#4 Build a mental storehouse of success memories. Part of the reason it is easier for resilient people to persevere is they acknowledge and remember their past successes. We all have things we did well and times when we made it through a storm. Unfortunately it is all too common that we downplay our strengths and our value. If we don’t take the time to appreciate our wins, we don’t have a positive foundation to stand on in the face of trouble. With my client, Donna who I mentioned earlier, we set up a goal for her to go back over her entire life and for every 7 year time period she identified at least one major area where she succeed at something. I helped her create a habit of looking for and taking note of all the places she accomplished something because she wanted it, not just to take care of someone else.

#5 Set your goals around things you can control. My mistake was putting my future hopes in the hands of my family member. I obviously had no control over their ultimate decision. Resilient people set goals around things within their locus of control, things like building successful habits and attitudes. Those kinds of personal growth goals serve as a solid ground to stand on when chaos hits. The staff at the resource center had a goal setting session where I had them all set goals for the kinds of self-improvement habits they could implement each and every week.

Hitting those goals was something they could control even when challenges came up in other areas. It was a huge step toward empowering them to regain control of their own life.

You are a person of great influence. If you could inspire a movement that would bring the most amount of good to the most amount of people, what would that be? You never know what your idea can trigger. 🙂

I would gather 20,000 women from around the world and help them discover who they were created to be, beyond the roles they play and the needs they meet. Everyone has something of value to contribute to the world. When they make that contribution, not only are they stronger and more confident, they lift up others. Their work would inspire more people and the movement toward healthier interpersonal relationships would grow. Successful lives are built on strong relationships.

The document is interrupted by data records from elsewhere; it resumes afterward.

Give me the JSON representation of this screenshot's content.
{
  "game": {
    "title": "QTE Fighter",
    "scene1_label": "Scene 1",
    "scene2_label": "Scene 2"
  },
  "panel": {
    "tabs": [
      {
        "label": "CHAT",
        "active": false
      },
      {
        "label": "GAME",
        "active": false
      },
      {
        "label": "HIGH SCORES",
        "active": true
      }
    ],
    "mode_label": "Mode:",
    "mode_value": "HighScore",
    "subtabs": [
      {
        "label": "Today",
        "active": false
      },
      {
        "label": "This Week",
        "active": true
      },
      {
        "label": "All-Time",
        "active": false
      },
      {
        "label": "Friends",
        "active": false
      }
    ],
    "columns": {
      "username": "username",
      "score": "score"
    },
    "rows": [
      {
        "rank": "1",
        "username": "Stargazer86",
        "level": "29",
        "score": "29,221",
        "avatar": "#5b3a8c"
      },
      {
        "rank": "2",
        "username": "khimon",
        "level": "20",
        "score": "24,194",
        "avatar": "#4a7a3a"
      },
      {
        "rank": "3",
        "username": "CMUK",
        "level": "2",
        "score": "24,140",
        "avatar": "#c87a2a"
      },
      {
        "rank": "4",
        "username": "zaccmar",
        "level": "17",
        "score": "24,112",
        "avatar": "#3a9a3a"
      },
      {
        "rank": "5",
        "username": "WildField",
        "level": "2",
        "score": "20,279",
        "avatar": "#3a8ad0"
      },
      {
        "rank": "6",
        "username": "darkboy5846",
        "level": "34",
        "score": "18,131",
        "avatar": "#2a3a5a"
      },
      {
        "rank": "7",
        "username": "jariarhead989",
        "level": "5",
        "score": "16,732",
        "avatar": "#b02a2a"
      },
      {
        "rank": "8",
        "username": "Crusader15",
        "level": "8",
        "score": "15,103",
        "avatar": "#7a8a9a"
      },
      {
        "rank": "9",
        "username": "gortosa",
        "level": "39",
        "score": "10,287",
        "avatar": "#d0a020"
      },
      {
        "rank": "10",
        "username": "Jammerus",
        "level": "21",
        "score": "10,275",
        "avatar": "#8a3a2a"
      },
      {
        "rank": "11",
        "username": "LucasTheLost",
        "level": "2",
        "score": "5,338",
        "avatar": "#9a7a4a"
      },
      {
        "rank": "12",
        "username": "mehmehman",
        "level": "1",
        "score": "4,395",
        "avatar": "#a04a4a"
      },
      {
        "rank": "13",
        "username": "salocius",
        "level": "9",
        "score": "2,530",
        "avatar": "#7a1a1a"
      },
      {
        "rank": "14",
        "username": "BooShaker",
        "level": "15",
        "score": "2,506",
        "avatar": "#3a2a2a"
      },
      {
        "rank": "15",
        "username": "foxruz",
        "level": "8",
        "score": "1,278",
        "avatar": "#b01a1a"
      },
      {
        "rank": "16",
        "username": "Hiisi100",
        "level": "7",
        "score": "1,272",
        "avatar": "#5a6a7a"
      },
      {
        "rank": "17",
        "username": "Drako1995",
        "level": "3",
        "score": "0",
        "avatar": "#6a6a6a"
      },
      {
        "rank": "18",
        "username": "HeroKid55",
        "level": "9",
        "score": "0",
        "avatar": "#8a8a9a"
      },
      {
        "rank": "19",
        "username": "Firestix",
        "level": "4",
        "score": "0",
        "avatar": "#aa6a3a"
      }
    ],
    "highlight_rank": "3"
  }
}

We are blessed that some very prominent leaders read this column. Is there a person in the world, or in the US with whom you would love to have a private breakfast or lunch with, and why? He or she might just see this, especially if we tag them 🙂

I would love to connect with Michael Hyatt. He is a former editor at Tyndale house publishing and today is a thought leader in the area of leadership development. He is talented, passionate, and driven to make a difference while thoughtfully balancing his most important priorities. I am designing a planner system which will allow people to take a topic like resilience or one of many other topics relevant to today’s leaders, and be able to embed practical tips for improving in that area right into their weekly schedule. Since Michael recently came out with his own planner for leaders, I would love to brainstorm with him.

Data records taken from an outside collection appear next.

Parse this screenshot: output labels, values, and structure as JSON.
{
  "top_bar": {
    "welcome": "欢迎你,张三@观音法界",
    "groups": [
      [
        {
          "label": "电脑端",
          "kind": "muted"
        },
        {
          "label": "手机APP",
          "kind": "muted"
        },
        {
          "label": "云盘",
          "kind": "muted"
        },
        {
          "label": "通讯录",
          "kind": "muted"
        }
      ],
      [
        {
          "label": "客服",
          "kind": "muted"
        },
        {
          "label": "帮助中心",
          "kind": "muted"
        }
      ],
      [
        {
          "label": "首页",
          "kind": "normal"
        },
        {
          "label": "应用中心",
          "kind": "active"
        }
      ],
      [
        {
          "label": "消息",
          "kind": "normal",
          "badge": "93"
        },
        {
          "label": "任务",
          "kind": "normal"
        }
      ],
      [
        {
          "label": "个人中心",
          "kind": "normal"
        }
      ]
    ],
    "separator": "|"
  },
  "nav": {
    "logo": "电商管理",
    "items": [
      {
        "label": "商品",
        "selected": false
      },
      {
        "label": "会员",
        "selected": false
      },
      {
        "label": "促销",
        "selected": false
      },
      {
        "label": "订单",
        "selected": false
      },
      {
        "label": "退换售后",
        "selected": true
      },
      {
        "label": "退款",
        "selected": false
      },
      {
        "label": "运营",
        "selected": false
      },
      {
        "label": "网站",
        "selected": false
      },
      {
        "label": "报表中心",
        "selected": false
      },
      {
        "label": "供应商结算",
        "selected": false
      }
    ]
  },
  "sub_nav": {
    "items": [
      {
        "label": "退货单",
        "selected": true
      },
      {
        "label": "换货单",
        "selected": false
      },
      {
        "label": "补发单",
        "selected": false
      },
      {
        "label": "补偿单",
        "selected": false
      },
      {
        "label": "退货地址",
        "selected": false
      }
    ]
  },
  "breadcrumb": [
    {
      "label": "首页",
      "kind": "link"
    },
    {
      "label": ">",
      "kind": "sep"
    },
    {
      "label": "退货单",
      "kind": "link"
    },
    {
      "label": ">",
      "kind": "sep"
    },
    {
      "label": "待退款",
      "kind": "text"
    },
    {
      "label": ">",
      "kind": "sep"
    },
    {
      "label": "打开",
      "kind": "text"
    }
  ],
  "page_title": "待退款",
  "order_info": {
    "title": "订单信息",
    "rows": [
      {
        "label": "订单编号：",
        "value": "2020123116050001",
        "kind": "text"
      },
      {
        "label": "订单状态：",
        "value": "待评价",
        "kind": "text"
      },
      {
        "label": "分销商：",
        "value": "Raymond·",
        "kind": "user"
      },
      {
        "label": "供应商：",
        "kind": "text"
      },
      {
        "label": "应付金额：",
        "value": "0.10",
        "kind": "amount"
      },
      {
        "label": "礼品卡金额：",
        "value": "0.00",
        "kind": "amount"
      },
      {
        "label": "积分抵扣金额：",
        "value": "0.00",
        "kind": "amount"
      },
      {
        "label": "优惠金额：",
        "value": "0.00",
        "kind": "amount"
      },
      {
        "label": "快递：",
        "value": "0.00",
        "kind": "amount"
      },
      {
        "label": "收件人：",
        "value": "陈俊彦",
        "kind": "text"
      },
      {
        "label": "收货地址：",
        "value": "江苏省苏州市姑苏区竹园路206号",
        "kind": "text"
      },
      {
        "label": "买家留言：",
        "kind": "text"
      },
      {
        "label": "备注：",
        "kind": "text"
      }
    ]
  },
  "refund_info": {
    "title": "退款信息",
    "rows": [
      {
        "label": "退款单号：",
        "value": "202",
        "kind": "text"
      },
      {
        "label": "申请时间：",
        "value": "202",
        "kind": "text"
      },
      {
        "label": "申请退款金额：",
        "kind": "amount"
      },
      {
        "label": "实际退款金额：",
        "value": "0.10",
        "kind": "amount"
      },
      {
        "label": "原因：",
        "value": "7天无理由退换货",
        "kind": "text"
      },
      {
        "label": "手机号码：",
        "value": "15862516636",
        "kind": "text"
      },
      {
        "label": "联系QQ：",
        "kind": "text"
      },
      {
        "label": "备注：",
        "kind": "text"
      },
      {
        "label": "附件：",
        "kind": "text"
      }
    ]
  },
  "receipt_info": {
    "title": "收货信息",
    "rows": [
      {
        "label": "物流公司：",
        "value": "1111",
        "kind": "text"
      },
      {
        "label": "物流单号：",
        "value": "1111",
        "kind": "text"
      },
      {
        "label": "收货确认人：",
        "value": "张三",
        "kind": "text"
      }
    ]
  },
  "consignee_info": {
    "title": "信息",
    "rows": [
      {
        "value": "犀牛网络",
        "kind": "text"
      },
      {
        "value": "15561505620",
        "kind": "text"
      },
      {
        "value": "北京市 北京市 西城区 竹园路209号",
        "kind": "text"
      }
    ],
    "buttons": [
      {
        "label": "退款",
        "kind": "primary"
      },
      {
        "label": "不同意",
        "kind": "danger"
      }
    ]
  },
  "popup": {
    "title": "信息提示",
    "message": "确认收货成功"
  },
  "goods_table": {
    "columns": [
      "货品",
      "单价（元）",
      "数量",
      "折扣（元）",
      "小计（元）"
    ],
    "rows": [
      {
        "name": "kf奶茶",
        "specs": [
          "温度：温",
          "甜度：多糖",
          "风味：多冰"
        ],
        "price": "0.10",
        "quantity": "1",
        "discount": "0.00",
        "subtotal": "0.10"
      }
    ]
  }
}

How can our readers further follow your work online?

Thank you for that opportunity. People can find me at

Linked In

Twitter @sueannescott

This was very inspiring. Thank you so much for joining us!


  • Savio P. Clemente

    TEDx Speaker, Media Journalist, Board Certified Wellness Coach, Best-Selling Author & Cancer Survivor

    Savio P. Clemente, TEDx speaker and Stage 3 cancer survivor, infuses transformative insights into every article. His journey battling cancer fuels a mission to empower survivors and industry leaders towards living a truly healthy, wealthy, and wise lifestyle. As a Board-Certified Wellness Coach (NBC-HWC, ACC), Savio guides readers to embrace self-discovery and rewrite narratives by loving their inner stranger, as outlined in his acclaimed TEDx talk: "7 Minutes to Wellness: How to Love Your Inner Stranger." Through his best-selling book and impactful work as a media journalist — covering inspirational stories of resilience and exploring wellness trends — Savio has collaborated with notable celebrities and TV personalities, bringing his insights to diverse audiences and touching countless lives. His philosophy, "to know thyself is to heal thyself," resonates in every piece.